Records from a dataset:

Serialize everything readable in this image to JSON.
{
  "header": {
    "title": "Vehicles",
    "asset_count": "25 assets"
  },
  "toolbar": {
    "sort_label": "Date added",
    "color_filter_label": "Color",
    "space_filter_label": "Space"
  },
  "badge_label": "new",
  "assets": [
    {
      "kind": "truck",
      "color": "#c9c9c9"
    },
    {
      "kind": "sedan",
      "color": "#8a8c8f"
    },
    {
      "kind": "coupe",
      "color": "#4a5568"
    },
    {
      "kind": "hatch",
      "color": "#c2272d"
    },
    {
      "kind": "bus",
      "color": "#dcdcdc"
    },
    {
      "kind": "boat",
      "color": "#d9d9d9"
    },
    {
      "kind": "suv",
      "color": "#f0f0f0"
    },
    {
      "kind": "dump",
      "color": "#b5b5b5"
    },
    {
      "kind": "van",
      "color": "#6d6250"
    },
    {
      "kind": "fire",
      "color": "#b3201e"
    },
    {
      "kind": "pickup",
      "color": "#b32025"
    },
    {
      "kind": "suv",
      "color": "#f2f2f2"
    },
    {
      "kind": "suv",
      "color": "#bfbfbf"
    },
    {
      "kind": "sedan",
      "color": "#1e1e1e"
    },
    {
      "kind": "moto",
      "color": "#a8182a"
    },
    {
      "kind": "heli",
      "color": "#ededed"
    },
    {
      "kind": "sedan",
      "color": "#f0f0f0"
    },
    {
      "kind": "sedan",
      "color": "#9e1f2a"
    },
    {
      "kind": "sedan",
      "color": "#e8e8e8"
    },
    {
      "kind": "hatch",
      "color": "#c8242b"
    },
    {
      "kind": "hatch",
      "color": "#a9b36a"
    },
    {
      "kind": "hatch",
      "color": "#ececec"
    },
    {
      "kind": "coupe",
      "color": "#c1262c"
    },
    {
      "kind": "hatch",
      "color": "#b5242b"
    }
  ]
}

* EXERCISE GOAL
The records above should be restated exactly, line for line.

* WRITTEN SOLUTION
Serialize everything readable in this image to JSON.
{
  "header": {
    "title": "Vehicles",
    "asset_count": "25 assets"
  },
  "toolbar": {
    "sort_label": "Date added",
    "color_filter_label": "Color",
    "space_filter_label": "Space"
  },
  "badge_label": "new",
  "assets": [
    {
      "kind": "truck",
      "color": "#c9c9c9"
    },
    {
      "kind": "sedan",
      "color": "#8a8c8f"
    },
    {
      "kind": "coupe",
      "color": "#4a5568"
    },
    {
      "kind": "hatch",
      "color": "#c2272d"
    },
    {
      "kind": "bus",
      "color": "#dcdcdc"
    },
    {
      "kind": "boat",
      "color": "#d9d9d9"
    },
    {
      "kind": "suv",
      "color": "#f0f0f0"
    },
    {
      "kind": "dump",
      "color": "#b5b5b5"
    },
    {
      "kind": "van",
      "color": "#6d6250"
    },
    {
      "kind": "fire",
      "color": "#b3201e"
    },
    {
      "kind": "pickup",
      "color": "#b32025"
    },
    {
      "kind": "suv",
      "color": "#f2f2f2"
    },
    {
      "kind": "suv",
      "color": "#bfbfbf"
    },
    {
      "kind": "sedan",
      "color": "#1e1e1e"
    },
    {
      "kind": "moto",
      "color": "#a8182a"
    },
    {
      "kind": "heli",
      "color": "#ededed"
    },
    {
      "kind": "sedan",
      "color": "#f0f0f0"
    },
    {
      "kind": "sedan",
      "color": "#9e1f2a"
    },
    {
      "kind": "sedan",
      "color": "#e8e8e8"
    },
    {
      "kind": "hatch",
      "color": "#c8242b"
    },
    {
      "kind": "hatch",
      "color": "#a9b36a"
    },
    {
      "kind": "hatch",
      "color": "#ececec"
    },
    {
      "kind": "coupe",
      "color": "#c1262c"
    },
    {
      "kind": "hatch",
      "color": "#b5242b"
    }
  ]
}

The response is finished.